What needs to be done -
The required answer is a copy of each line in the entries below that includes "active".
= Beginning of Section =
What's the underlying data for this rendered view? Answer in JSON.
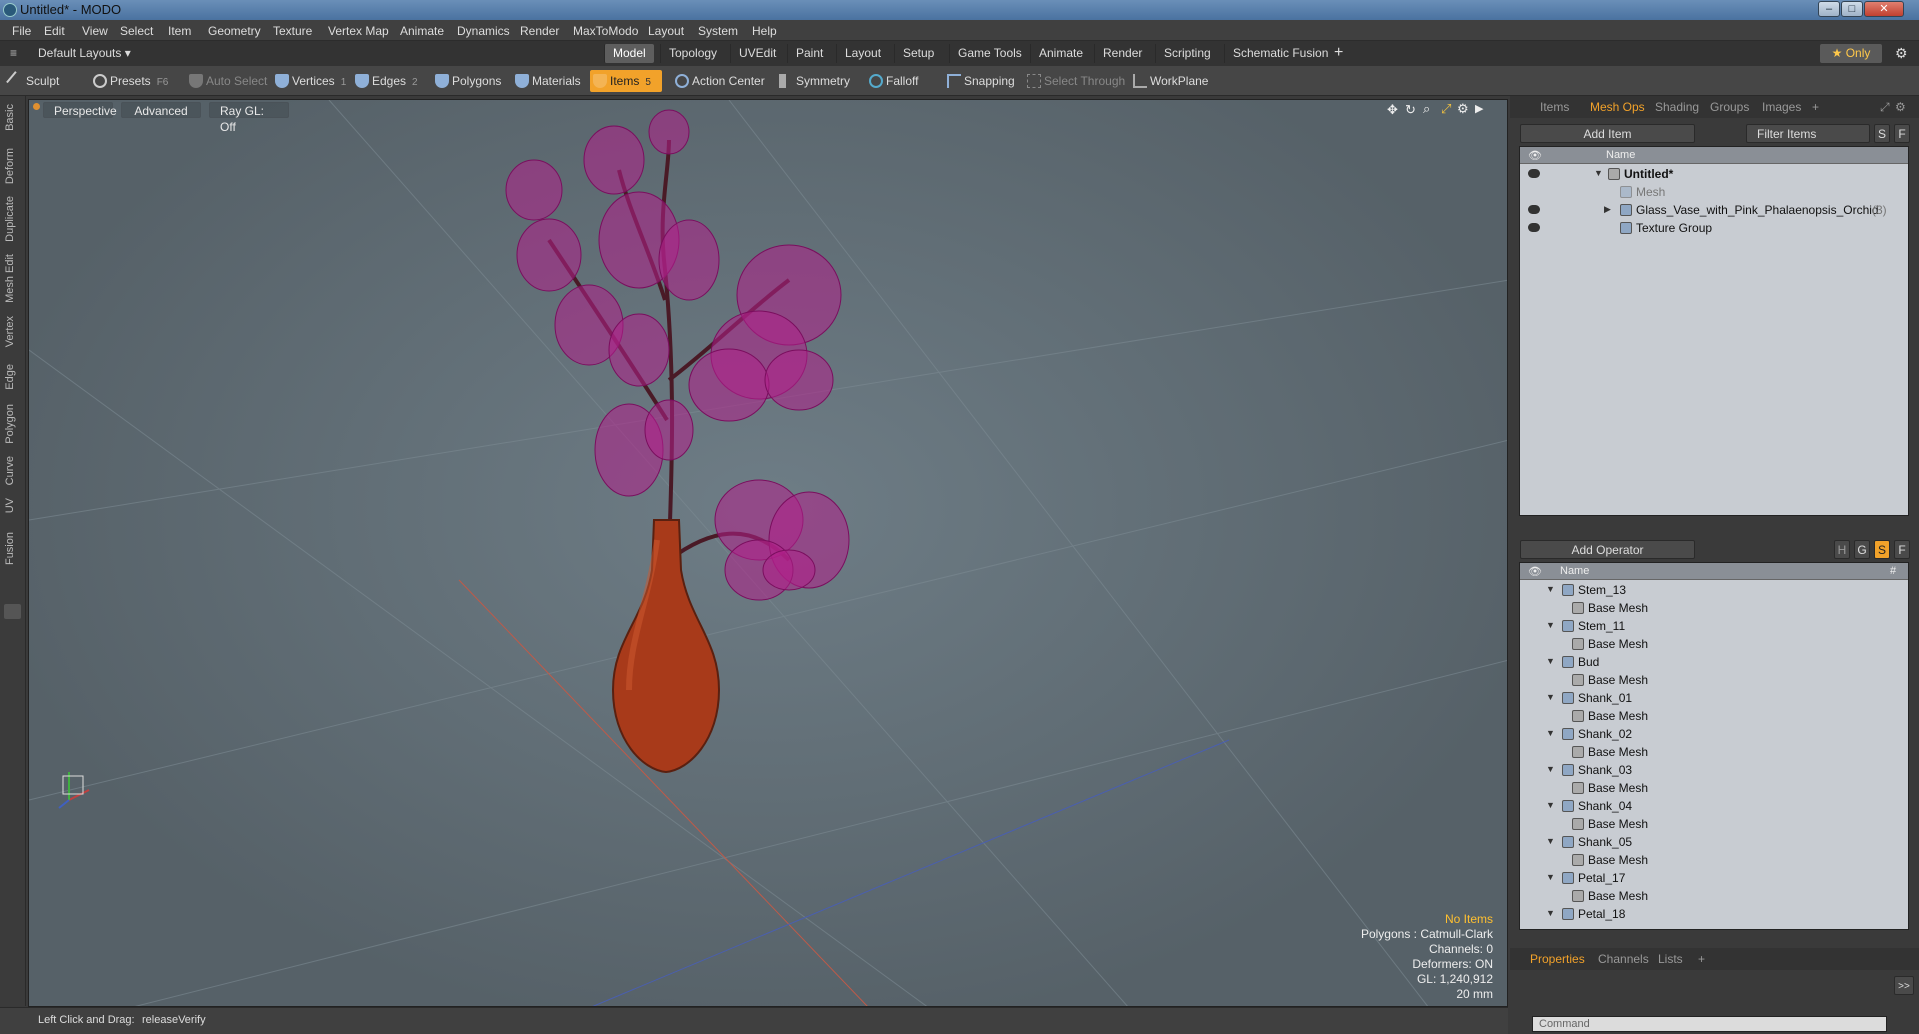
{
  "window": {
    "title": "Untitled* - MODO",
    "buttons": [
      "–",
      "□",
      "✕"
    ]
  },
  "menu": [
    "File",
    "Edit",
    "View",
    "Select",
    "Item",
    "Geometry",
    "Texture",
    "Vertex Map",
    "Animate",
    "Dynamics",
    "Render",
    "MaxToModo",
    "Layout",
    "System",
    "Help"
  ],
  "layout_bar": {
    "layouts": "Default Layouts ▾",
    "tabs": [
      "Model",
      "Topology",
      "UVEdit",
      "Paint",
      "Layout",
      "Setup",
      "Game Tools",
      "Animate",
      "Render",
      "Scripting",
      "Schematic Fusion"
    ],
    "active": "Model",
    "plus": "+",
    "only": "★ Only"
  },
  "toolbar": {
    "sculpt": "Sculpt",
    "presets": "Presets",
    "presets_key": "F6",
    "auto_select": "Auto Select",
    "vertices": "Vertices",
    "vertices_key": "1",
    "edges": "Edges",
    "edges_key": "2",
    "polygons": "Polygons",
    "materials": "Materials",
    "items": "Items",
    "items_key": "5",
    "action_center": "Action Center",
    "symmetry": "Symmetry",
    "falloff": "Falloff",
    "snapping": "Snapping",
    "select_through": "Select Through",
    "workplane": "WorkPlane"
  },
  "left_tabs": [
    "Basic",
    "Deform",
    "Duplicate",
    "Mesh Edit",
    "Vertex",
    "Edge",
    "Polygon",
    "Curve",
    "UV",
    "Fusion"
  ],
  "viewport": {
    "view": "Perspective",
    "shading": "Advanced",
    "raygl": "Ray GL: Off",
    "stats": {
      "selection": "No Items",
      "polygons": "Polygons : Catmull-Clark",
      "channels": "Channels: 0",
      "deformers": "Deformers: ON",
      "gl": "GL: 1,240,912",
      "scale": "20 mm"
    }
  },
  "status": {
    "hint": "Left Click and Drag:",
    "action": "releaseVerify"
  },
  "items_panel": {
    "tabs": [
      "Items",
      "Mesh Ops",
      "Shading",
      "Groups",
      "Images"
    ],
    "active": "Mesh Ops",
    "add_item": "Add Item",
    "filter": "Filter Items",
    "s": "S",
    "f": "F",
    "col_name": "Name",
    "rows": [
      {
        "label": "Untitled*"
      },
      {
        "label": "Mesh"
      },
      {
        "label": "Glass_Vase_with_Pink_Phalaenopsis_Orchid",
        "count": "(3)"
      },
      {
        "label": "Texture Group"
      }
    ]
  },
  "ops_panel": {
    "add_operator": "Add Operator",
    "flags": [
      "H",
      "G",
      "S",
      "F"
    ],
    "col_name": "Name",
    "col_hash": "#",
    "rows": [
      {
        "label": "Stem_13"
      },
      {
        "label": "Base Mesh"
      },
      {
        "label": "Stem_11"
      },
      {
        "label": "Base Mesh"
      },
      {
        "label": "Bud"
      },
      {
        "label": "Base Mesh"
      },
      {
        "label": "Shank_01"
      },
      {
        "label": "Base Mesh"
      },
      {
        "label": "Shank_02"
      },
      {
        "label": "Base Mesh"
      },
      {
        "label": "Shank_03"
      },
      {
        "label": "Base Mesh"
      },
      {
        "label": "Shank_04"
      },
      {
        "label": "Base Mesh"
      },
      {
        "label": "Shank_05"
      },
      {
        "label": "Base Mesh"
      },
      {
        "label": "Petal_17"
      },
      {
        "label": "Base Mesh"
      },
      {
        "label": "Petal_18"
      }
    ]
  },
  "bottom_panel": {
    "tabs": [
      "Properties",
      "Channels",
      "Lists"
    ],
    "active": "Properties",
    "expand": ">>",
    "command_placeholder": "Command"
  }
}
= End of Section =
Exercise result -
    "active": "Model",
    "active": "Mesh Ops",
    "active": "Properties",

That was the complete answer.